Component data from apps and pages
=====

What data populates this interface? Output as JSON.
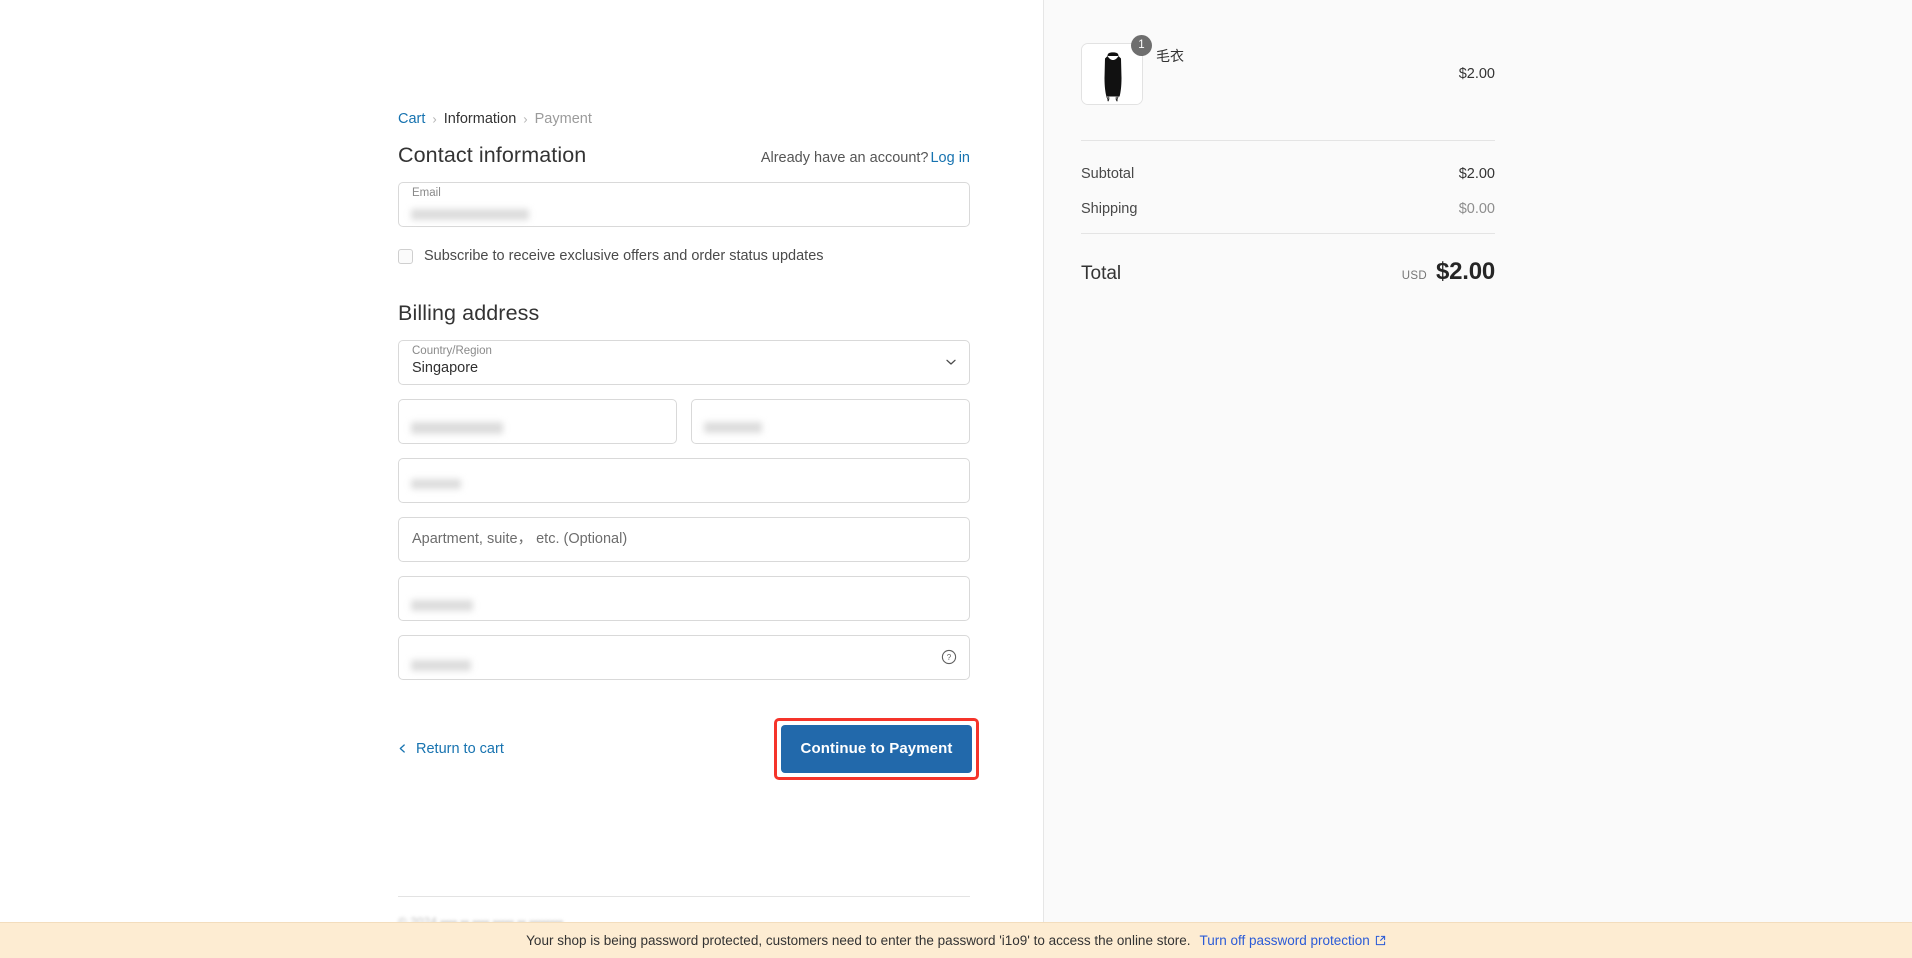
{
  "breadcrumb": {
    "cart": "Cart",
    "information": "Information",
    "payment": "Payment",
    "separator": "›"
  },
  "contact": {
    "title": "Contact information",
    "account_prompt": "Already have an account?",
    "login_label": "Log in",
    "email_label": "Email",
    "email_value_redacted": true,
    "subscribe_label": "Subscribe to receive exclusive offers and order status updates",
    "subscribe_checked": false
  },
  "billing": {
    "title": "Billing address",
    "country_label": "Country/Region",
    "country_value": "Singapore",
    "first_name_redacted": true,
    "last_name_redacted": true,
    "address_redacted": true,
    "apartment_placeholder": "Apartment, suite， etc. (Optional)",
    "apartment_value": "",
    "city_redacted": true,
    "postal_redacted": true
  },
  "actions": {
    "return_label": "Return to cart",
    "continue_label": "Continue to Payment",
    "highlight_color": "#f5342a",
    "button_color": "#2269ab"
  },
  "summary": {
    "items": [
      {
        "name": "毛衣",
        "quantity": "1",
        "price": "$2.00"
      }
    ],
    "subtotal_label": "Subtotal",
    "subtotal_value": "$2.00",
    "shipping_label": "Shipping",
    "shipping_value": "$0.00",
    "total_label": "Total",
    "currency_code": "USD",
    "total_value": "$2.00"
  },
  "banner": {
    "message": "Your shop is being password protected, customers need to enter the password 'i1o9' to access the online store.",
    "link_label": "Turn off password protection"
  },
  "colors": {
    "link_blue": "#1773b0",
    "banner_bg": "#fdecd2",
    "banner_link": "#2b5bd7",
    "sidebar_bg": "#fafafa"
  }
}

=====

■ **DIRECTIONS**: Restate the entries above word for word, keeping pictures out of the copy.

■ **FINISHED TASK**:
What data populates this interface? Output as JSON.
{
  "breadcrumb": {
    "cart": "Cart",
    "information": "Information",
    "payment": "Payment",
    "separator": "›"
  },
  "contact": {
    "title": "Contact information",
    "account_prompt": "Already have an account?",
    "login_label": "Log in",
    "email_label": "Email",
    "email_value_redacted": true,
    "subscribe_label": "Subscribe to receive exclusive offers and order status updates",
    "subscribe_checked": false
  },
  "billing": {
    "title": "Billing address",
    "country_label": "Country/Region",
    "country_value": "Singapore",
    "first_name_redacted": true,
    "last_name_redacted": true,
    "address_redacted": true,
    "apartment_placeholder": "Apartment, suite， etc. (Optional)",
    "apartment_value": "",
    "city_redacted": true,
    "postal_redacted": true
  },
  "actions": {
    "return_label": "Return to cart",
    "continue_label": "Continue to Payment",
    "highlight_color": "#f5342a",
    "button_color": "#2269ab"
  },
  "summary": {
    "items": [
      {
        "name": "毛衣",
        "quantity": "1",
        "price": "$2.00"
      }
    ],
    "subtotal_label": "Subtotal",
    "subtotal_value": "$2.00",
    "shipping_label": "Shipping",
    "shipping_value": "$0.00",
    "total_label": "Total",
    "currency_code": "USD",
    "total_value": "$2.00"
  },
  "banner": {
    "message": "Your shop is being password protected, customers need to enter the password 'i1o9' to access the online store.",
    "link_label": "Turn off password protection"
  },
  "colors": {
    "link_blue": "#1773b0",
    "banner_bg": "#fdecd2",
    "banner_link": "#2b5bd7",
    "sidebar_bg": "#fafafa"
  }
}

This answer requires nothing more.